Olga Peretyatko as the Nightingale and Ilya Bannik as the Emperor in the Canadian Opera Company’s production of The Nightingale and Other Short Fables (photo by Michael Cooper).

Since the opening of the Four Seasons Centre in 2006, Canadian Opera Company performances have consistently comprised one of Toronto’s hottest cultural tickets. Not yet one month into its 2009-2010 season, the company has already drawn raves for its near-classic remounting of Puccini’s Madama Butterfly (on now to November 3), and now that the critics have had their say about the company’s latest production, opera is once again the talk of this town.

Based on a number of early works by Igor Stravinsky, The Nightingale and Other Short Fables is the brainchild of Quebec director Robert Lepage, a master of visual storytelling who employs diverse media to create immersive theatrical environments.

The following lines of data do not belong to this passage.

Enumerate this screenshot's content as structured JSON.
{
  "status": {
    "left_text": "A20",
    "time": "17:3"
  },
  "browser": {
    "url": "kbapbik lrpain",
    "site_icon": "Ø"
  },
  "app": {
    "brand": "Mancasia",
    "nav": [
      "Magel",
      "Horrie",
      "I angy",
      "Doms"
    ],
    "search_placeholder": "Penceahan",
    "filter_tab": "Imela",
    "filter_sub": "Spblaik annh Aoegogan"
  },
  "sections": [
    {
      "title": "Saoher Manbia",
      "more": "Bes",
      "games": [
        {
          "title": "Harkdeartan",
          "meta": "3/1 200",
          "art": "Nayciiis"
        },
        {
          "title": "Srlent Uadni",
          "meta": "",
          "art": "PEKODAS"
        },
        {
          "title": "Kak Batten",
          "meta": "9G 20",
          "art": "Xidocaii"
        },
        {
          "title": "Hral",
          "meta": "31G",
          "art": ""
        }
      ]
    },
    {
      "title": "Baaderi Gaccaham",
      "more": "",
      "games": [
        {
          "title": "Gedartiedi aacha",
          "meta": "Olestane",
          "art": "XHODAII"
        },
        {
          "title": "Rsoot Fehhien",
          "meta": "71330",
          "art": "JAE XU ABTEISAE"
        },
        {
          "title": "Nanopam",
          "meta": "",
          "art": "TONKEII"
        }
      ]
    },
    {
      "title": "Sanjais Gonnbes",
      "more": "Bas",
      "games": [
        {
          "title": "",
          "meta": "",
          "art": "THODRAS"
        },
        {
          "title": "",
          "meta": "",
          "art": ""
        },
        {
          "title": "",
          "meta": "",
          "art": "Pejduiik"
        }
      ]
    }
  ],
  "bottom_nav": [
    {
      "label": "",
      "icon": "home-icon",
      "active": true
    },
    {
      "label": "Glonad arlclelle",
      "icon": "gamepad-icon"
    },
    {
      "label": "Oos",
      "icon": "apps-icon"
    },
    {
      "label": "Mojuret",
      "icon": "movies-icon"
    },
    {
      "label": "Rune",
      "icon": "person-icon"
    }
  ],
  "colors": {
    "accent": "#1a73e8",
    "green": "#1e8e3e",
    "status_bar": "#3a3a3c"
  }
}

And if there’s one word that captures The Nightingale experience both literally and figuratively, “immersive” is it. A 45-minute musical drama comprising the second half of the program, it tells of a songbird who is courted by the emperor of China, only to be replaced by a mechanical doppelgänger. But this being a Lepage production, there’s much more to it than a simple story: the action takes place in the Four Seasons Centre’s orchestra pit, which has been filled with 67,000 litres of water as well as the opera’s primary cast—including a radiant Olga Peretyatko as the title character—who not only sing in the pool, but also articulate richly detailed Japanese- and Chinese-style puppets to, as the director notes, “pull the poetry out of the libretto and the poetic ideas out the music.”

While this multi-layered set-piece is undoubtedly the evening’s highlight, it is capably preceded by a selection of other brief Stravinsky works that are equally satisfying, both musically and as performance art. Notable among them are the jaunty Ragtime— a piece for small orchestra (conducted, in this case, with aplomb by the Vancouver Opera’s Jonathan Darlington) that offers jazz-like motifs with distinctly Eastern grace notes—and a trio of song-stories expertly brought to visual life by a troupe of shadow puppeteers. Stravinsky’s allegory The Fox also employs shadow performers to great effect.

Though only two performances into its run, The Nightingale and Other Fables has garnered such buzz that its remaining scheduled dates are now sold out. Fortunately an encore show has just been added for November 2, 7:30 p.m. Act quickly to purchase by visiting the Canadian Opera Company’s website or the Four Seasons Centre box office (145 Queen St. W.), or call 416-363-8231. Tickets range from $20 to $292.

Luminato Preview—Theatre, Dance, Music and Wonder

These highly anticipated events are to keep you entertained during Toronto’s illuminating festival arts festival.

The Children's Crusade finds hope in conflict (photo by Cylla von Tiedemann).

The Children's Crusade finds hope in conflict (photo by Cylla von Tiedemann).

JUNE 5 & 6, 8 TO 11 Over its previous two editions some of Luminato’s most ambitious and awe-inspiring performances have been those commissioned specifically for the festival. Among this year’s slate of world premieres is The Children’s Crusade, a highly anticipated new opera by Canadian composer R. Murray Schafer. Featuring more than 100 diverse performers and a battery of medieval instruments, the 90-minute work is based on the tragic story of a 13th-century expedition involving thousands of young people who set out for the Holy Land to spread hope in a time of conflict. Something of a hybrid piece, The Children’s Crusade also incorporates contemporary sonic and visual elements: notably, innovative director Tim Albery stages the opera in a strikingly derelict warehouse; the standing audience moves through the space, following the company on its inspiring, yet ultimately doomed campaign. 153 Dufferin St., 8 p.m., $40.